The universe is full of powerful explosions from different sources, and now astronomers have described a whole new class of space signals. These events are called Fast Blue Optical Transients (FBOTs), which are very bright and throw out amazing energy in a short period of time. FBOTs are so hot that they glow blue at optical wavelengths, but can also be obtained in X-rays and radio waves. They come very quickly, and they go fast, usually within a few days, during which time they seem to be releasing a tremendous amount of energy.

At first glance, FBOTs appear to resemble other transient space events, such as gamma-ray bursts, rapid radio waves (FRBs), and supernovae. But these cosmic explosions have different characteristics and sources. For example, FBOT is much longer than FRBs, which typically have only a few milliseconds, but much shorter than supernovae, which can glow for months or years. FBOT also contains hydrogen, while gamma-ray storms do not.

So far, the newly created FBOT class has only three members. The first, at2018COW (nicknamed “Cow”), was discovered in June 2018, when it was about 100 times brighter than a supernova, but disappeared in just 16 days. The second is named ZTF18 abvkwla, nicknamed “Koala”. It appears in the sky as a bright source of optics a few months after the emergence of “cows” and disappears faster. When it was examined at radio wavelengths, astronomers found that it was 10 times brighter than a “cow”.
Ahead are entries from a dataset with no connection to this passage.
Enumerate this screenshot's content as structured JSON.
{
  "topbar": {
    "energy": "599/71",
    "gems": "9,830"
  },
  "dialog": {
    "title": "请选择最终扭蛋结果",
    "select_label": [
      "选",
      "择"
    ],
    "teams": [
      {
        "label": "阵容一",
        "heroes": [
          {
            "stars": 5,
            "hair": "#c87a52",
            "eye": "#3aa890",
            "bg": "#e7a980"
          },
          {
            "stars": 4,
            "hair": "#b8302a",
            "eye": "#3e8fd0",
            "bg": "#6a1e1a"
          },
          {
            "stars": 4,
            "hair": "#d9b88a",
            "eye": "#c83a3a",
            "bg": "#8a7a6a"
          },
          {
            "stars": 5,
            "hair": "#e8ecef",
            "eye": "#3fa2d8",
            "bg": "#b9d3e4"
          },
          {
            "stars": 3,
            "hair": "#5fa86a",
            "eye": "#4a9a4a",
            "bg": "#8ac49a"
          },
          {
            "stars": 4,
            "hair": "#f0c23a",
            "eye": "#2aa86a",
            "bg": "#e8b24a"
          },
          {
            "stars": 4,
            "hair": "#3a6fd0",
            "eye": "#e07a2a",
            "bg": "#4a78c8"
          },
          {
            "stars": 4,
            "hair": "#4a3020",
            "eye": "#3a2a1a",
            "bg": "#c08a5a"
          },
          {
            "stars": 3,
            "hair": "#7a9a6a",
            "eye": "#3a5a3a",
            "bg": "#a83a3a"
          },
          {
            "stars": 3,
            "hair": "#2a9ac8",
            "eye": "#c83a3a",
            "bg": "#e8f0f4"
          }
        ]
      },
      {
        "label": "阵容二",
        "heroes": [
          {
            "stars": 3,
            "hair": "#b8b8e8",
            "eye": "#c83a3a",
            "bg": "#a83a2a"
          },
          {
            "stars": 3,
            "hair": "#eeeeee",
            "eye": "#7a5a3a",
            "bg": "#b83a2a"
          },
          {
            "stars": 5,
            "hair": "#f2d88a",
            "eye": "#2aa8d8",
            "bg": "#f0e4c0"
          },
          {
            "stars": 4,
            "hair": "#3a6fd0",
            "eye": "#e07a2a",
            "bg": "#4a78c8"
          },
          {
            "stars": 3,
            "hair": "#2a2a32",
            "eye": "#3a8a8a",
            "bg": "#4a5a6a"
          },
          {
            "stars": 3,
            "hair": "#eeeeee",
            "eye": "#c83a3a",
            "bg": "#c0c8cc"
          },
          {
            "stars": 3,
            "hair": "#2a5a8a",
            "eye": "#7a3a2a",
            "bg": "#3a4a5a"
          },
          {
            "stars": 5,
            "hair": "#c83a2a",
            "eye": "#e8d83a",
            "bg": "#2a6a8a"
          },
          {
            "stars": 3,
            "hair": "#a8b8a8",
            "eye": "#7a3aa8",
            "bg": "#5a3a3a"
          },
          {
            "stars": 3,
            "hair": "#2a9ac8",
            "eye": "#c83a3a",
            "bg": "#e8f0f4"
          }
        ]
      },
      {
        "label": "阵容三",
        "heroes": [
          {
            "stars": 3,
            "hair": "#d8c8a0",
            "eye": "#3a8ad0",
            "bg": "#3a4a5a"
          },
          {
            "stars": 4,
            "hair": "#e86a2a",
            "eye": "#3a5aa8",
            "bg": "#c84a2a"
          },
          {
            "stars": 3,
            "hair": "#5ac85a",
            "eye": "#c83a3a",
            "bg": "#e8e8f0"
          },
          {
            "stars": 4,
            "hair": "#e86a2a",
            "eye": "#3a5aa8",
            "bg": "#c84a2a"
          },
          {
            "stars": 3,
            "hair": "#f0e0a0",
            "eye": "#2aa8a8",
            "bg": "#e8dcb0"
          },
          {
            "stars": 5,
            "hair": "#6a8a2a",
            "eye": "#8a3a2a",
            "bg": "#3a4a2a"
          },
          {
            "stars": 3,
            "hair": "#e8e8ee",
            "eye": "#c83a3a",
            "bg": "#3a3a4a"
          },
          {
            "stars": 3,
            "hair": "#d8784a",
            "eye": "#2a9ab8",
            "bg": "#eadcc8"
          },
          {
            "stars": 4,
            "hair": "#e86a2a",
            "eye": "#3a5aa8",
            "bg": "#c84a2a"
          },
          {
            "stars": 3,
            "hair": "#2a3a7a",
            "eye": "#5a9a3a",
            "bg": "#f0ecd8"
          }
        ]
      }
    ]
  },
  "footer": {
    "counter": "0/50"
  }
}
Finally, the third event is called CSS161010. It was actually discovered in 2016, but has not been identified as FBOT until now. And it’s one of the most powerful — astronomers calculate, it emits up to 10 percent of the mass of the sun at more than half the speed of light.

“We thought we knew what was the fastest outflow in nature,” said Raffaella Margutti, senior author of the study. “We think there are only two ways to produce them— a large mass star or two neutron stars merged with gamma-ray bursts. Through this study, we introduced a third way to emit these outflows. A new ‘beast’ has emerged that can produce the same energy phenomenon. “

But what causes these FBOTs? Because they disappear so fast, it’s tricky to study, but astronomers have some clues. All three originate in tiny galaxies, where stars have lower metal content. This allows these stars to retain more mass at the end of their lives, potentially leading to higher-energy supernovae — which may be what we see now. Interestingly, they all seem to have a black hole or neutron star at their center. This could be further evidence of supernovae, or signals from black holes that tear apart stars that roam too close.

“Observations show that the most glowing FBOT has a ‘central engine’ — a source like a neutron star or a black hole that powers transients,” Marguetti said. “It is not clear whether these bright FBOTs are rare supernovae, stars crushed by black holes, or other energy phenomena. Multi-wavelength observations of more FBOT and its environment will answer this question. “

The paper describing the koala was published in the Astrophysical Journal, while the paper describing CSS 161010 was published in the Astrophysical Journal Letters.